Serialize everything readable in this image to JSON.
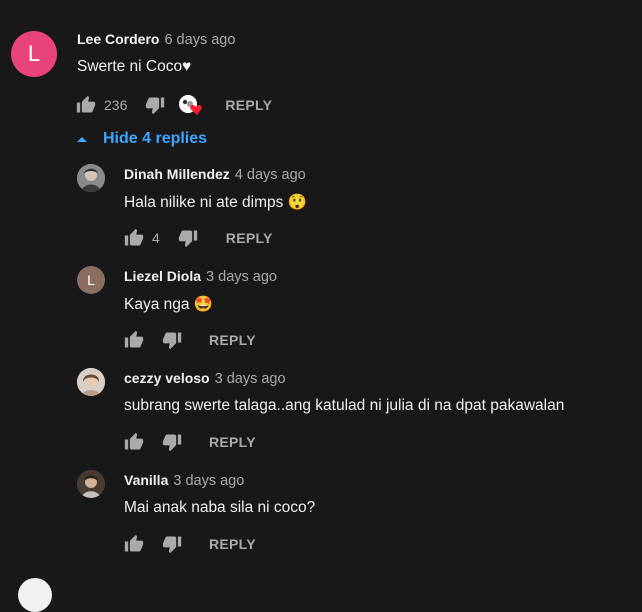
{
  "colors": {
    "background": "#181818",
    "text_primary": "#f1f1f1",
    "text_secondary": "#aaaaaa",
    "link_blue": "#3ea6ff",
    "avatar_pink": "#e8447a",
    "avatar_brown": "#8b6e61",
    "heart_red": "#ff1a2e"
  },
  "comment": {
    "avatar_letter": "L",
    "author": "Lee Cordero",
    "time": "6 days ago",
    "text": "Swerte ni Coco♥",
    "likes": "236",
    "reply_label": "REPLY",
    "hide_replies_label": "Hide 4 replies"
  },
  "replies": [
    {
      "author": "Dinah Millendez",
      "time": "4 days ago",
      "text": "Hala nilike ni ate dimps 😲",
      "likes": "4",
      "reply_label": "REPLY",
      "avatar": "photo"
    },
    {
      "author": "Liezel Diola",
      "time": "3 days ago",
      "text": "Kaya nga 🤩",
      "likes": "",
      "reply_label": "REPLY",
      "avatar": "letter",
      "avatar_letter": "L"
    },
    {
      "author": "cezzy veloso",
      "time": "3 days ago",
      "text": "subrang swerte talaga..ang katulad ni julia di na dpat pakawalan",
      "likes": "",
      "reply_label": "REPLY",
      "avatar": "photo"
    },
    {
      "author": "Vanilla",
      "time": "3 days ago",
      "text": "Mai anak naba sila ni coco?",
      "likes": "",
      "reply_label": "REPLY",
      "avatar": "photo"
    }
  ]
}
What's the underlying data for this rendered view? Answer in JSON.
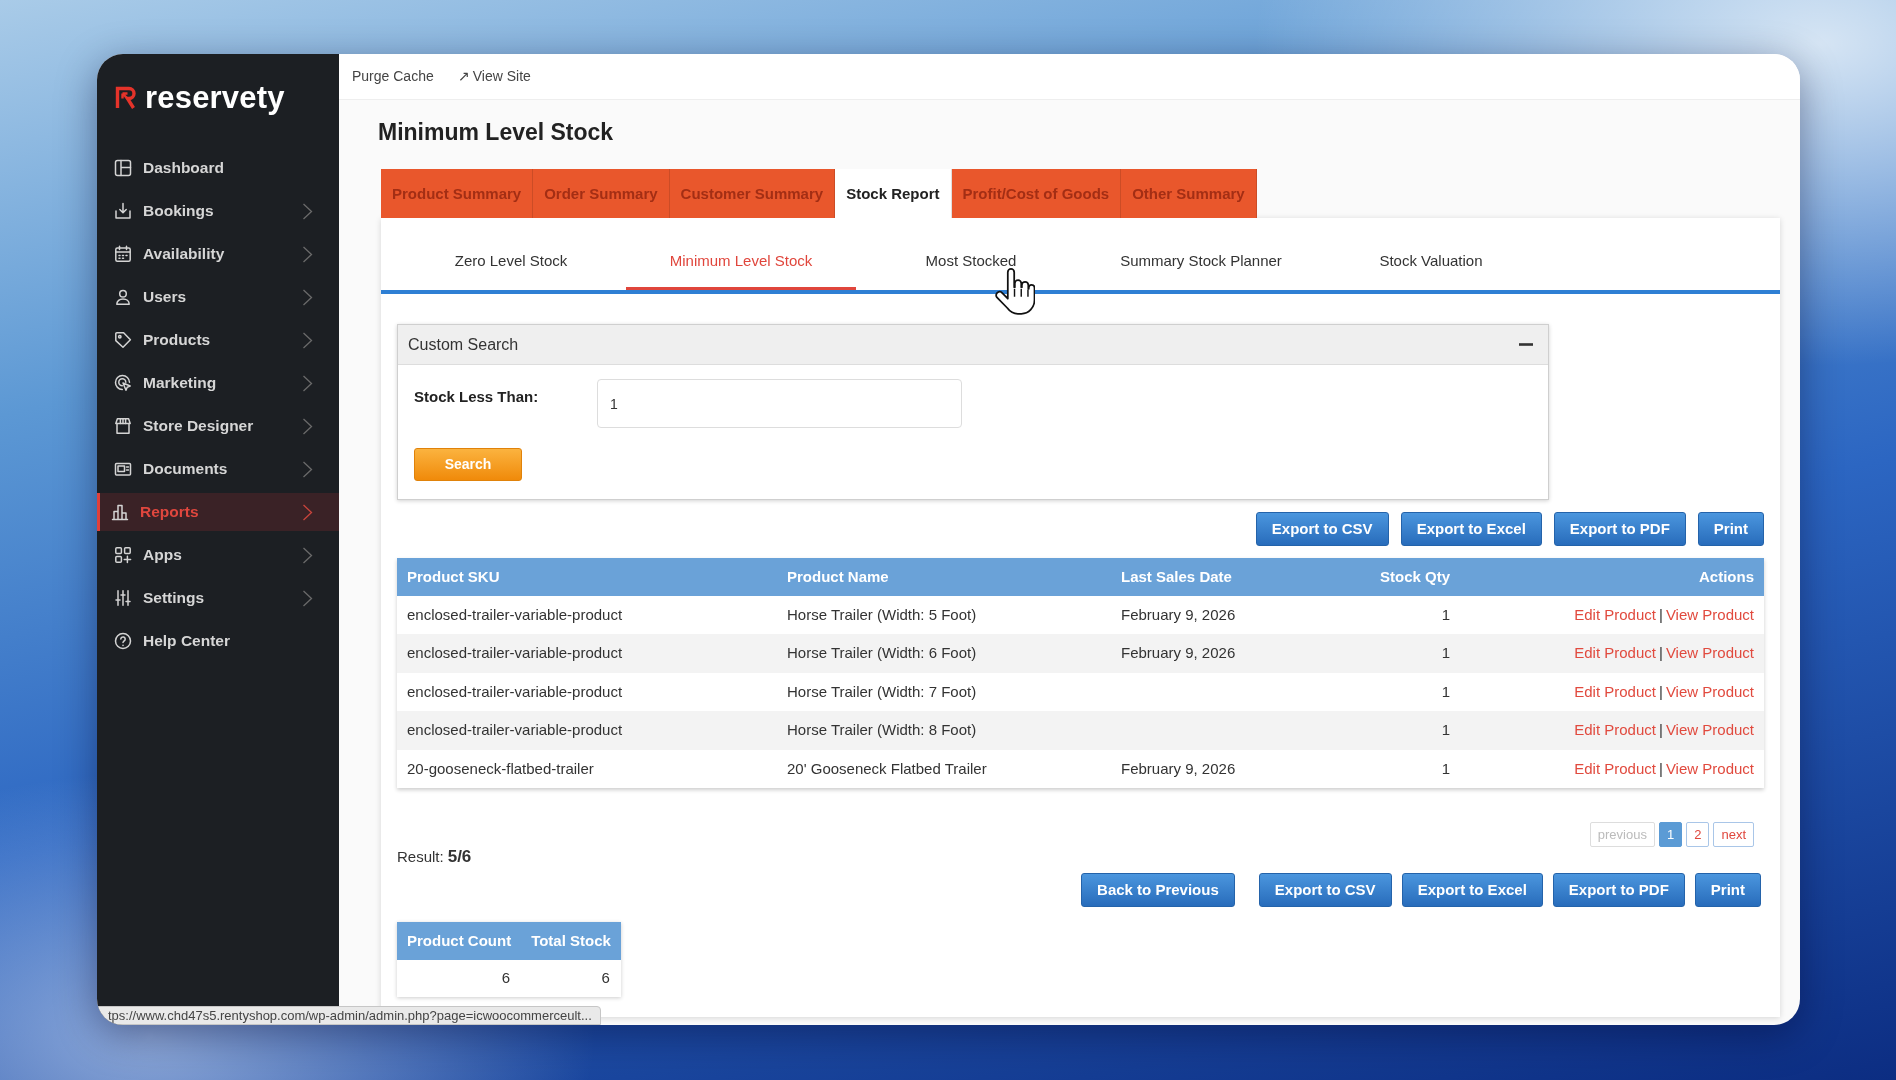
{
  "top_bar": {
    "links": [
      {
        "label": "Purge Cache"
      },
      {
        "glyph": "↗",
        "label": "View Site"
      }
    ]
  },
  "sidebar": {
    "brand": "reservety",
    "items": [
      {
        "label": "Dashboard",
        "has_submenu": false,
        "selected": false
      },
      {
        "label": "Bookings",
        "has_submenu": true,
        "selected": false
      },
      {
        "label": "Availability",
        "has_submenu": true,
        "selected": false
      },
      {
        "label": "Users",
        "has_submenu": true,
        "selected": false
      },
      {
        "label": "Products",
        "has_submenu": true,
        "selected": false
      },
      {
        "label": "Marketing",
        "has_submenu": true,
        "selected": false
      },
      {
        "label": "Store Designer",
        "has_submenu": true,
        "selected": false
      },
      {
        "label": "Documents",
        "has_submenu": true,
        "selected": false
      },
      {
        "label": "Reports",
        "has_submenu": true,
        "selected": true
      },
      {
        "label": "Apps",
        "has_submenu": true,
        "selected": false
      },
      {
        "label": "Settings",
        "has_submenu": true,
        "selected": false
      },
      {
        "label": "Help Center",
        "has_submenu": false,
        "selected": false
      }
    ]
  },
  "page_title": "Minimum Level Stock",
  "report_tabs": [
    {
      "label": "Product Summary",
      "selected": false
    },
    {
      "label": "Order Summary",
      "selected": false
    },
    {
      "label": "Customer Summary",
      "selected": false
    },
    {
      "label": "Stock Report",
      "selected": true
    },
    {
      "label": "Profit/Cost of Goods",
      "selected": false
    },
    {
      "label": "Other Summary",
      "selected": false
    }
  ],
  "stock_tabs": [
    {
      "label": "Zero Level Stock",
      "selected": false
    },
    {
      "label": "Minimum Level Stock",
      "selected": true
    },
    {
      "label": "Most Stocked",
      "selected": false
    },
    {
      "label": "Summary Stock Planner",
      "selected": false
    },
    {
      "label": "Stock Valuation",
      "selected": false
    }
  ],
  "custom_search": {
    "title": "Custom Search",
    "expanded": true,
    "field": {
      "label": "Stock Less Than:",
      "value": "1"
    },
    "button": "Search"
  },
  "export_buttons": [
    "Export to CSV",
    "Export to Excel",
    "Export to PDF",
    "Print"
  ],
  "table": {
    "columns": [
      "Product SKU",
      "Product Name",
      "Last Sales Date",
      "Stock Qty",
      "Actions"
    ],
    "rows": [
      {
        "sku": "enclosed-trailer-variable-product",
        "product_name": "Horse Trailer (Width: 5 Foot)",
        "last_sales_date": "February 9, 2026",
        "stock_qty": "1",
        "actions": [
          {
            "kind": "link",
            "text": "Edit Product"
          },
          {
            "kind": "separator",
            "text": "|"
          },
          {
            "kind": "link",
            "text": "View Product"
          }
        ]
      },
      {
        "sku": "enclosed-trailer-variable-product",
        "product_name": "Horse Trailer (Width: 6 Foot)",
        "last_sales_date": "February 9, 2026",
        "stock_qty": "1",
        "actions": [
          {
            "kind": "link",
            "text": "Edit Product"
          },
          {
            "kind": "separator",
            "text": "|"
          },
          {
            "kind": "link",
            "text": "View Product"
          }
        ]
      },
      {
        "sku": "enclosed-trailer-variable-product",
        "product_name": "Horse Trailer (Width: 7 Foot)",
        "stock_qty": "1",
        "actions": [
          {
            "kind": "link",
            "text": "Edit Product"
          },
          {
            "kind": "separator",
            "text": "|"
          },
          {
            "kind": "link",
            "text": "View Product"
          }
        ]
      },
      {
        "sku": "enclosed-trailer-variable-product",
        "product_name": "Horse Trailer (Width: 8 Foot)",
        "stock_qty": "1",
        "actions": [
          {
            "kind": "link",
            "text": "Edit Product"
          },
          {
            "kind": "separator",
            "text": "|"
          },
          {
            "kind": "link",
            "text": "View Product"
          }
        ]
      },
      {
        "sku": "20-gooseneck-flatbed-trailer",
        "product_name": "20' Gooseneck Flatbed Trailer",
        "last_sales_date": "February 9, 2026",
        "stock_qty": "1",
        "actions": [
          {
            "kind": "link",
            "text": "Edit Product"
          },
          {
            "kind": "separator",
            "text": "|"
          },
          {
            "kind": "link",
            "text": "View Product"
          }
        ]
      }
    ]
  },
  "pagination": [
    {
      "label": "previous",
      "selected": false,
      "disabled": true
    },
    {
      "label": "1",
      "selected": true,
      "disabled": false
    },
    {
      "label": "2",
      "selected": false,
      "disabled": false
    },
    {
      "label": "next",
      "selected": false,
      "disabled": false
    }
  ],
  "result": {
    "label": "Result:",
    "value": "5/6"
  },
  "bottom_buttons": {
    "back": "Back to Previous",
    "exports": [
      "Export to CSV",
      "Export to Excel",
      "Export to PDF",
      "Print"
    ]
  },
  "summary_table": {
    "columns": [
      "Product Count",
      "Total Stock"
    ],
    "rows": [
      [
        "6",
        "6"
      ]
    ]
  },
  "status_url": "tps://www.chd47s5.rentyshop.com/wp-admin/admin.php?page=icwoocommerceult..."
}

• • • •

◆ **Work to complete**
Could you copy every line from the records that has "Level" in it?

◆ **Your solution**
  "page_title": "Minimum Level Stock",
      "label": "Zero Level Stock",
      "label": "Minimum Level Stock",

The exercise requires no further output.